### INSTRUCTIONS FOR THE TASK
Which lines of the records contain "size"? Collect every one of them.

━━ SUPPLIED RECORDS

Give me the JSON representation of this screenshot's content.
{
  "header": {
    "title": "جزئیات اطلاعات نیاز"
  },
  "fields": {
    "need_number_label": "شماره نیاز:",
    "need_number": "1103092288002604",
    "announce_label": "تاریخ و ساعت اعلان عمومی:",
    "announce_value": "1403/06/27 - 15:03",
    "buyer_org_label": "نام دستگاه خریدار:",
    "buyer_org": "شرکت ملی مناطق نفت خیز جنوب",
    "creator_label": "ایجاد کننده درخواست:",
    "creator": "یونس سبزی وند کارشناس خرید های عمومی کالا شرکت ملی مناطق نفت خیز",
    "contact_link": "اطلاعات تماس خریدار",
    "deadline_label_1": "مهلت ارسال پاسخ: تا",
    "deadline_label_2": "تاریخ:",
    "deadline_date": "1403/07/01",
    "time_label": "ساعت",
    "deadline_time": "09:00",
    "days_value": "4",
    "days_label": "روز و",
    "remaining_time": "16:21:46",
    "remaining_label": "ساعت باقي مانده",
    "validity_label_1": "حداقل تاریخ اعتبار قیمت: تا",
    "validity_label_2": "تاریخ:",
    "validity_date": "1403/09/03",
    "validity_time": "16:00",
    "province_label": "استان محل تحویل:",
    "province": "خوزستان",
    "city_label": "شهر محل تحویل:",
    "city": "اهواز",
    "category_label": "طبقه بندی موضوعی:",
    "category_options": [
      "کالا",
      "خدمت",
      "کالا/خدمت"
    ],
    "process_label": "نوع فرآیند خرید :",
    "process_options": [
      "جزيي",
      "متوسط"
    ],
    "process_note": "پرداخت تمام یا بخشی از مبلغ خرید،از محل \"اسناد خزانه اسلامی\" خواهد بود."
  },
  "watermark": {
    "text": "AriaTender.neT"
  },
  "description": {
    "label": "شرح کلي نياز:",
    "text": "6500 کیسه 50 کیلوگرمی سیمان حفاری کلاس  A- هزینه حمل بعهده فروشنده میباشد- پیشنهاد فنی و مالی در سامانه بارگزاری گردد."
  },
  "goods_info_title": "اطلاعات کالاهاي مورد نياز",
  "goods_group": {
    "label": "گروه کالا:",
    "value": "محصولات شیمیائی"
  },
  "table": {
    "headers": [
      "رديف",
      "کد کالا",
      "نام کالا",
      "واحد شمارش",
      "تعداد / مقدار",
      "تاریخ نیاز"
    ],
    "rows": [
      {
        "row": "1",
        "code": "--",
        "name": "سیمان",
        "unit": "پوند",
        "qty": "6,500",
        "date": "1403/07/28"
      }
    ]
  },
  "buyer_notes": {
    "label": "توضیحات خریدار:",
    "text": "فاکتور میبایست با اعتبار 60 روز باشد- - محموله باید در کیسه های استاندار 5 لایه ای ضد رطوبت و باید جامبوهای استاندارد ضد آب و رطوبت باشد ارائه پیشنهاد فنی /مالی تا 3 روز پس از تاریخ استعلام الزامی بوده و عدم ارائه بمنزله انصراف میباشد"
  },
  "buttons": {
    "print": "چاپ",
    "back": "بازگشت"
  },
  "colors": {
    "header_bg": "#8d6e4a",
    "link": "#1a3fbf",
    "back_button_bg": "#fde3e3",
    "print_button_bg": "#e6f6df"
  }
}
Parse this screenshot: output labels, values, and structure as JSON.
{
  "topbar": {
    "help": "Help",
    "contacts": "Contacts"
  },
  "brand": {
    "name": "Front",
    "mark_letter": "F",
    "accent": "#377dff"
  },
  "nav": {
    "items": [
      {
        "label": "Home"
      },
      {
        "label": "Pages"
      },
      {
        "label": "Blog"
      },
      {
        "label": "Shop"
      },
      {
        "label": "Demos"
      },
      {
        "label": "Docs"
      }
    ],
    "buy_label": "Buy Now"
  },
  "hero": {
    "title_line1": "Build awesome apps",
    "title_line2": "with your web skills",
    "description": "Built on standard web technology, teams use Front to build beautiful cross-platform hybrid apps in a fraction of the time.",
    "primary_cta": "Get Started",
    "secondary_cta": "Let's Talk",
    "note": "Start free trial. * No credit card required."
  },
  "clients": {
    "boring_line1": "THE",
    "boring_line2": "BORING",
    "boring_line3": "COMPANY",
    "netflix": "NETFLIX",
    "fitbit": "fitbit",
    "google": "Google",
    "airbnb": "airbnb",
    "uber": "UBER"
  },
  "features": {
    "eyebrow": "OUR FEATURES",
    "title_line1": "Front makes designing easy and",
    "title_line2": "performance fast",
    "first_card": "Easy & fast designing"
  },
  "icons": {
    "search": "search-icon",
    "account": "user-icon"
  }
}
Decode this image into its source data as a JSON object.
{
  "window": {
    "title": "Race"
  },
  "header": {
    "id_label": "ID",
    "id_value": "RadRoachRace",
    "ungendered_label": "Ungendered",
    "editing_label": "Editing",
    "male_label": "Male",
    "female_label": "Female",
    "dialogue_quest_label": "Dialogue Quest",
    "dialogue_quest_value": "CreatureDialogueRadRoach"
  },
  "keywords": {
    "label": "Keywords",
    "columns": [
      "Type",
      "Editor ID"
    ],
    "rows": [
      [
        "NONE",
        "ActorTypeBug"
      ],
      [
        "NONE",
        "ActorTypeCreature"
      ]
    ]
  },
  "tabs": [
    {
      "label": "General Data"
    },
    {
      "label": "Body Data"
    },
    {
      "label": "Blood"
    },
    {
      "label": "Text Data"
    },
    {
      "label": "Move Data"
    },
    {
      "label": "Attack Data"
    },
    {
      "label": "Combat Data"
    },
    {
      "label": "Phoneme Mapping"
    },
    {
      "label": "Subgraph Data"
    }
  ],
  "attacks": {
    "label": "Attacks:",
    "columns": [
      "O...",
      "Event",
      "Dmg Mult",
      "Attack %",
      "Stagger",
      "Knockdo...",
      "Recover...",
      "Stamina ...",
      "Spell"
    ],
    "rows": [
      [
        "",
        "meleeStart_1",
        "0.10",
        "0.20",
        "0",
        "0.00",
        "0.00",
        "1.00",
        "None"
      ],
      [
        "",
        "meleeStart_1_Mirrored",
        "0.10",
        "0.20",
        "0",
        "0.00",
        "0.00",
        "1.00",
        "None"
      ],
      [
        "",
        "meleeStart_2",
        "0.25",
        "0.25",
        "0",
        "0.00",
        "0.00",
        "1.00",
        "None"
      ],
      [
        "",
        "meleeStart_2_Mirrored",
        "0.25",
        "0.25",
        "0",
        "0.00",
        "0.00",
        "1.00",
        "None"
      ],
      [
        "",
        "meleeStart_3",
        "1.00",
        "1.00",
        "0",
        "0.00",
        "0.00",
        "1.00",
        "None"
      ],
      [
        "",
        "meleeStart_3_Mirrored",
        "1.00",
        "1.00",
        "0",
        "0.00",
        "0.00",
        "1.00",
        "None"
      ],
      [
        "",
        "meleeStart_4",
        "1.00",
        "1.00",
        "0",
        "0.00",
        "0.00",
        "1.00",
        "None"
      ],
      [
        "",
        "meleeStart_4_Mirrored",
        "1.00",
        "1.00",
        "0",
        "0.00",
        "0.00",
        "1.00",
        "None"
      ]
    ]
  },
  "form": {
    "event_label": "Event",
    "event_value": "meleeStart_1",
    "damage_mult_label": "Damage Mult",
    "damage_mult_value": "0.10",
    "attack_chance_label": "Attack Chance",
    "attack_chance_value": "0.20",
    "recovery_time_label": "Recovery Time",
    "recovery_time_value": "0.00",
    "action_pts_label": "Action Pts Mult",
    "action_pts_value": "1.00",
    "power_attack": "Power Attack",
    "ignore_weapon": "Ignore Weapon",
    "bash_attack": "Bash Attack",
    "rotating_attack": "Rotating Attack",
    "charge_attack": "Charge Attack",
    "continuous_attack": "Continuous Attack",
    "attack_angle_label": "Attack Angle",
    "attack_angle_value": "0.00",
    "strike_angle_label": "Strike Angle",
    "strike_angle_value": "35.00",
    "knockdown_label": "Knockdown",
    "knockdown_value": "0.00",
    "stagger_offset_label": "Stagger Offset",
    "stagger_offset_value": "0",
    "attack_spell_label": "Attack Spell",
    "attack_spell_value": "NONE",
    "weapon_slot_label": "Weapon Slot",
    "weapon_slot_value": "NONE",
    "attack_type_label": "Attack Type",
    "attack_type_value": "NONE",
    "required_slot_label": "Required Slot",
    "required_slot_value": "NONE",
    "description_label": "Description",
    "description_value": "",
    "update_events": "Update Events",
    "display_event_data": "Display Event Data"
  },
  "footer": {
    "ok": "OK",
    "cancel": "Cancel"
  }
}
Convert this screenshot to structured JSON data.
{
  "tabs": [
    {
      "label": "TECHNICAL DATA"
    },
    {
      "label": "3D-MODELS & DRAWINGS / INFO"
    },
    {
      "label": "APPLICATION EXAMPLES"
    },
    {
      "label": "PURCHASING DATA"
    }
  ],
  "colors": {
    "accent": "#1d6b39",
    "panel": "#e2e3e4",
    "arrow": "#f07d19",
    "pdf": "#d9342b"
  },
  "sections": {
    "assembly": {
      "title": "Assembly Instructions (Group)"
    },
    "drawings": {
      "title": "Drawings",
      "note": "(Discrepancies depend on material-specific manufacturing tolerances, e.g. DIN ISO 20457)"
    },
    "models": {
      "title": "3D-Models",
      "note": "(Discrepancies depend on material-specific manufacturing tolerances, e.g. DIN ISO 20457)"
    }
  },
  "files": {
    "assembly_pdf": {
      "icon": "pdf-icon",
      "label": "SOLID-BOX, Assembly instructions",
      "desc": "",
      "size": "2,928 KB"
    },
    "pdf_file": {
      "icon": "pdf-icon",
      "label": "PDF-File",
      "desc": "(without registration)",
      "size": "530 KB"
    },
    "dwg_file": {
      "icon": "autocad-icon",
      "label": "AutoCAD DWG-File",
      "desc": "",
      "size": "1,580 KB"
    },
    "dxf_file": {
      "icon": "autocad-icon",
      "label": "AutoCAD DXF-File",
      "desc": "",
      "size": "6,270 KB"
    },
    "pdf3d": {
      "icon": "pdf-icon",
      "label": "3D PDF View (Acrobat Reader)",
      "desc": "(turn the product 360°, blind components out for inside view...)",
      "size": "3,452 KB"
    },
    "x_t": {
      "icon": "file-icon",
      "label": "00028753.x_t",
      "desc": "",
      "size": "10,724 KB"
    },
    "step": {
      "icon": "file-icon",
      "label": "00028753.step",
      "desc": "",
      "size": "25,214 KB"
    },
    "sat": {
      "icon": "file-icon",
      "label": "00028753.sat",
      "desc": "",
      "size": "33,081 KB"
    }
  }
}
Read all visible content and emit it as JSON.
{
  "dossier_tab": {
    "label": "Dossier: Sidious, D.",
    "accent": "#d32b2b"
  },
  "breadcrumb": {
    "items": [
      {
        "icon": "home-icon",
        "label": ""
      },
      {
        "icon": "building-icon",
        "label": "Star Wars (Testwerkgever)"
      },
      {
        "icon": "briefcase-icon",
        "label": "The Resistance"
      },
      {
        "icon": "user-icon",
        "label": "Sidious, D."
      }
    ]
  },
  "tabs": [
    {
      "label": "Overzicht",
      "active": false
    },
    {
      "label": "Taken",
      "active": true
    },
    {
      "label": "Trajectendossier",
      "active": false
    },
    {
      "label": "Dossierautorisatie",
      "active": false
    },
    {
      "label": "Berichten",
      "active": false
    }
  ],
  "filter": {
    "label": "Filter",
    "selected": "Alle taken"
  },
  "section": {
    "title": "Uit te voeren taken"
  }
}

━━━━

### RESULT BELOW
      "size": "2,928 KB"
      "size": "530 KB"
      "size": "1,580 KB"
      "size": "6,270 KB"
      "size": "3,452 KB"
      "size": "10,724 KB"
      "size": "25,214 KB"
      "size": "33,081 KB"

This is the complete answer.